WHAT YOU ARE ASKED TO DO | In full and word for word, print the data below.

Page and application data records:
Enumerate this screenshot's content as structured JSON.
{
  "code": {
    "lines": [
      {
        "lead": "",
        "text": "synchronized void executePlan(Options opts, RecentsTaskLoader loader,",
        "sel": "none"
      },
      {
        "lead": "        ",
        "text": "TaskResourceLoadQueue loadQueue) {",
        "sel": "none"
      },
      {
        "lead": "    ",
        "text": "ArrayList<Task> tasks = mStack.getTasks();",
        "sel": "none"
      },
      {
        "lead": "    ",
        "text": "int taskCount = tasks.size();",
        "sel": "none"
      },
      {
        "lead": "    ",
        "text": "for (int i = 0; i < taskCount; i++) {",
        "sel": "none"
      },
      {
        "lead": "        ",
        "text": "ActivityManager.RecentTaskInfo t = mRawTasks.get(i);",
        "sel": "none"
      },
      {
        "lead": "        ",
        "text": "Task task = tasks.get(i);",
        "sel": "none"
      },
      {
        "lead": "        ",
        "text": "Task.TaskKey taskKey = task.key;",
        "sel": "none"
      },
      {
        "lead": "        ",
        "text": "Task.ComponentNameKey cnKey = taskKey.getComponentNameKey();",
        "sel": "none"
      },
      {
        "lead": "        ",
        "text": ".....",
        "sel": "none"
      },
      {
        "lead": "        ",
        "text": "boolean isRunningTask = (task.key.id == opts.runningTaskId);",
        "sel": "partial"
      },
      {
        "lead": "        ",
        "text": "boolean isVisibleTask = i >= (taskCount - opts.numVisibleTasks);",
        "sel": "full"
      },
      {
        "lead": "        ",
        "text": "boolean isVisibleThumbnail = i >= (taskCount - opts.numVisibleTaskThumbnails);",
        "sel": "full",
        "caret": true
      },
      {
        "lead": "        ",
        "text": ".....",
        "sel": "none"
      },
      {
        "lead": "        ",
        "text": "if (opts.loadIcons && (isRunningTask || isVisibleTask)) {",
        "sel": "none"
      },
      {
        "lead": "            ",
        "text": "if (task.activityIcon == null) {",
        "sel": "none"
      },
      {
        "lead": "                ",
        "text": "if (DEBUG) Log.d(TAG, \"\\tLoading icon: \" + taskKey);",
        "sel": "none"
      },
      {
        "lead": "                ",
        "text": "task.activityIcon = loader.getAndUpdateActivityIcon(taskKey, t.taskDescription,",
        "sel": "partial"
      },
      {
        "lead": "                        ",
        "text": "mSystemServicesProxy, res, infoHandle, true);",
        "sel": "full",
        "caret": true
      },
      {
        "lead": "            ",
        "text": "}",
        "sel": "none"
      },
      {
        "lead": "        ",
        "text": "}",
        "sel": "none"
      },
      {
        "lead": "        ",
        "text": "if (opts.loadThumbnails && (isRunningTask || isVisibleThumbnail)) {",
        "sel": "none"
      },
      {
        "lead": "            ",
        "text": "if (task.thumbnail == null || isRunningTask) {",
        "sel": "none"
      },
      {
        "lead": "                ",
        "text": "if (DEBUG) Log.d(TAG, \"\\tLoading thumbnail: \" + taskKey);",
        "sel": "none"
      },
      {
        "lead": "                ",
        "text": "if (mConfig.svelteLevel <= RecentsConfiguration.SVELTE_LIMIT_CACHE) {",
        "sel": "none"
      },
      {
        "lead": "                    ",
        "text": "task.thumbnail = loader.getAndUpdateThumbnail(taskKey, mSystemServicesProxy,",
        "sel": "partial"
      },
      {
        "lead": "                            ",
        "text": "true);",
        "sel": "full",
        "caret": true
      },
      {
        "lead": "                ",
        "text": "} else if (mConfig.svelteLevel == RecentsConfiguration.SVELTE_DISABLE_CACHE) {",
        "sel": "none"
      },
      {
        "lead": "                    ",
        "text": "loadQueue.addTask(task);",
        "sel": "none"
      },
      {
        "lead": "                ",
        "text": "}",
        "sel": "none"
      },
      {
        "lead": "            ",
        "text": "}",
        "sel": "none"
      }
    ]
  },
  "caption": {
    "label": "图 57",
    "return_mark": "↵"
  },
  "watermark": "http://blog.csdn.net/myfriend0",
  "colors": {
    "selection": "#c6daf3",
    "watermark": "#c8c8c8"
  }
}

COMPLETED EXERCISE |
Enumerate this screenshot's content as structured JSON.
{
  "code": {
    "lines": [
      {
        "lead": "",
        "text": "synchronized void executePlan(Options opts, RecentsTaskLoader loader,",
        "sel": "none"
      },
      {
        "lead": "        ",
        "text": "TaskResourceLoadQueue loadQueue) {",
        "sel": "none"
      },
      {
        "lead": "    ",
        "text": "ArrayList<Task> tasks = mStack.getTasks();",
        "sel": "none"
      },
      {
        "lead": "    ",
        "text": "int taskCount = tasks.size();",
        "sel": "none"
      },
      {
        "lead": "    ",
        "text": "for (int i = 0; i < taskCount; i++) {",
        "sel": "none"
      },
      {
        "lead": "        ",
        "text": "ActivityManager.RecentTaskInfo t = mRawTasks.get(i);",
        "sel": "none"
      },
      {
        "lead": "        ",
        "text": "Task task = tasks.get(i);",
        "sel": "none"
      },
      {
        "lead": "        ",
        "text": "Task.TaskKey taskKey = task.key;",
        "sel": "none"
      },
      {
        "lead": "        ",
        "text": "Task.ComponentNameKey cnKey = taskKey.getComponentNameKey();",
        "sel": "none"
      },
      {
        "lead": "        ",
        "text": ".....",
        "sel": "none"
      },
      {
        "lead": "        ",
        "text": "boolean isRunningTask = (task.key.id == opts.runningTaskId);",
        "sel": "partial"
      },
      {
        "lead": "        ",
        "text": "boolean isVisibleTask = i >= (taskCount - opts.numVisibleTasks);",
        "sel": "full"
      },
      {
        "lead": "        ",
        "text": "boolean isVisibleThumbnail = i >= (taskCount - opts.numVisibleTaskThumbnails);",
        "sel": "full",
        "caret": true
      },
      {
        "lead": "        ",
        "text": ".....",
        "sel": "none"
      },
      {
        "lead": "        ",
        "text": "if (opts.loadIcons && (isRunningTask || isVisibleTask)) {",
        "sel": "none"
      },
      {
        "lead": "            ",
        "text": "if (task.activityIcon == null) {",
        "sel": "none"
      },
      {
        "lead": "                ",
        "text": "if (DEBUG) Log.d(TAG, \"\\tLoading icon: \" + taskKey);",
        "sel": "none"
      },
      {
        "lead": "                ",
        "text": "task.activityIcon = loader.getAndUpdateActivityIcon(taskKey, t.taskDescription,",
        "sel": "partial"
      },
      {
        "lead": "                        ",
        "text": "mSystemServicesProxy, res, infoHandle, true);",
        "sel": "full",
        "caret": true
      },
      {
        "lead": "            ",
        "text": "}",
        "sel": "none"
      },
      {
        "lead": "        ",
        "text": "}",
        "sel": "none"
      },
      {
        "lead": "        ",
        "text": "if (opts.loadThumbnails && (isRunningTask || isVisibleThumbnail)) {",
        "sel": "none"
      },
      {
        "lead": "            ",
        "text": "if (task.thumbnail == null || isRunningTask) {",
        "sel": "none"
      },
      {
        "lead": "                ",
        "text": "if (DEBUG) Log.d(TAG, \"\\tLoading thumbnail: \" + taskKey);",
        "sel": "none"
      },
      {
        "lead": "                ",
        "text": "if (mConfig.svelteLevel <= RecentsConfiguration.SVELTE_LIMIT_CACHE) {",
        "sel": "none"
      },
      {
        "lead": "                    ",
        "text": "task.thumbnail = loader.getAndUpdateThumbnail(taskKey, mSystemServicesProxy,",
        "sel": "partial"
      },
      {
        "lead": "                            ",
        "text": "true);",
        "sel": "full",
        "caret": true
      },
      {
        "lead": "                ",
        "text": "} else if (mConfig.svelteLevel == RecentsConfiguration.SVELTE_DISABLE_CACHE) {",
        "sel": "none"
      },
      {
        "lead": "                    ",
        "text": "loadQueue.addTask(task);",
        "sel": "none"
      },
      {
        "lead": "                ",
        "text": "}",
        "sel": "none"
      },
      {
        "lead": "            ",
        "text": "}",
        "sel": "none"
      }
    ]
  },
  "caption": {
    "label": "图 57",
    "return_mark": "↵"
  },
  "watermark": "http://blog.csdn.net/myfriend0",
  "colors": {
    "selection": "#c6daf3",
    "watermark": "#c8c8c8"
  }
}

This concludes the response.